Problem details:
Each line below that contains "NAIP" should be counted; give the total alone.

Entries shown:
----------------------------------------
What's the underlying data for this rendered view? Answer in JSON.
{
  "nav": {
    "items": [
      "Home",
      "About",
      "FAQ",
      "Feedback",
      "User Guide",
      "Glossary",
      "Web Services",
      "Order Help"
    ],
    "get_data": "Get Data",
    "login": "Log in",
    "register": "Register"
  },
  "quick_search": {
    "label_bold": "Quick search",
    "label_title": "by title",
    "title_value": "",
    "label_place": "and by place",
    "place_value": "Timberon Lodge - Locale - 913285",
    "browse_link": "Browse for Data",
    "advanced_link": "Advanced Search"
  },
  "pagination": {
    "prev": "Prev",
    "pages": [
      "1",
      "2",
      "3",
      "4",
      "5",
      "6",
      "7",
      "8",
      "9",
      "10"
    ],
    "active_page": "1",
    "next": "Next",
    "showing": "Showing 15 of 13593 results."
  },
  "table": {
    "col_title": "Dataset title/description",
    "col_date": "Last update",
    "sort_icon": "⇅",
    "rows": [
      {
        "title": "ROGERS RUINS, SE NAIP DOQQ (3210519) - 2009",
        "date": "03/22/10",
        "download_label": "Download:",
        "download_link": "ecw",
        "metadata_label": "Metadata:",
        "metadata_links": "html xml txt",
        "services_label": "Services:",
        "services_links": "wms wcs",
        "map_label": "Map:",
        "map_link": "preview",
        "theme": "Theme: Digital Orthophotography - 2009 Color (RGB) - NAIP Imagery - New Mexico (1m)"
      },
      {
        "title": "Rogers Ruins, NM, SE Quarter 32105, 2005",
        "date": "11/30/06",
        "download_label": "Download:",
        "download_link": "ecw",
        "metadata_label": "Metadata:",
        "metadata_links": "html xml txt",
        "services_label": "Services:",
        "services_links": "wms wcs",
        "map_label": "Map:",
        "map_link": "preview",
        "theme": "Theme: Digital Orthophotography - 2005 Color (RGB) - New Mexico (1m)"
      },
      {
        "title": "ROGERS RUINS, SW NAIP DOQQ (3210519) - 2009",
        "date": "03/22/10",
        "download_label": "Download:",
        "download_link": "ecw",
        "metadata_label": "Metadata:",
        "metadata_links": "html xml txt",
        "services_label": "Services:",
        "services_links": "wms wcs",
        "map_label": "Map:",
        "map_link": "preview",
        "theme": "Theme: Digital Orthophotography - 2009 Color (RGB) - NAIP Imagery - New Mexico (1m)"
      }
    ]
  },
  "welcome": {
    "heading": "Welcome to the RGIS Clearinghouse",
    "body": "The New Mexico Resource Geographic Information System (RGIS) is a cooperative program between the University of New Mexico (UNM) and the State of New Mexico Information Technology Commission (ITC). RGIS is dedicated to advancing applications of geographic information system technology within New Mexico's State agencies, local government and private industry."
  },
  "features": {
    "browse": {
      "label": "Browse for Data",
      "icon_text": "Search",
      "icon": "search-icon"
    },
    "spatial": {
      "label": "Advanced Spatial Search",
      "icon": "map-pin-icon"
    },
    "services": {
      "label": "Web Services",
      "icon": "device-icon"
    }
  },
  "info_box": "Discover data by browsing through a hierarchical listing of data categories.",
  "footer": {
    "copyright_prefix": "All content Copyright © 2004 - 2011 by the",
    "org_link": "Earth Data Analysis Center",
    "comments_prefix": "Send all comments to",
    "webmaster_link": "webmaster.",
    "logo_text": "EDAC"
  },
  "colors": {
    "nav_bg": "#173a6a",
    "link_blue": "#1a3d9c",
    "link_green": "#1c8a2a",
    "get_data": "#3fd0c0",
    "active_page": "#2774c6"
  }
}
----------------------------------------
Response to this exercise:
4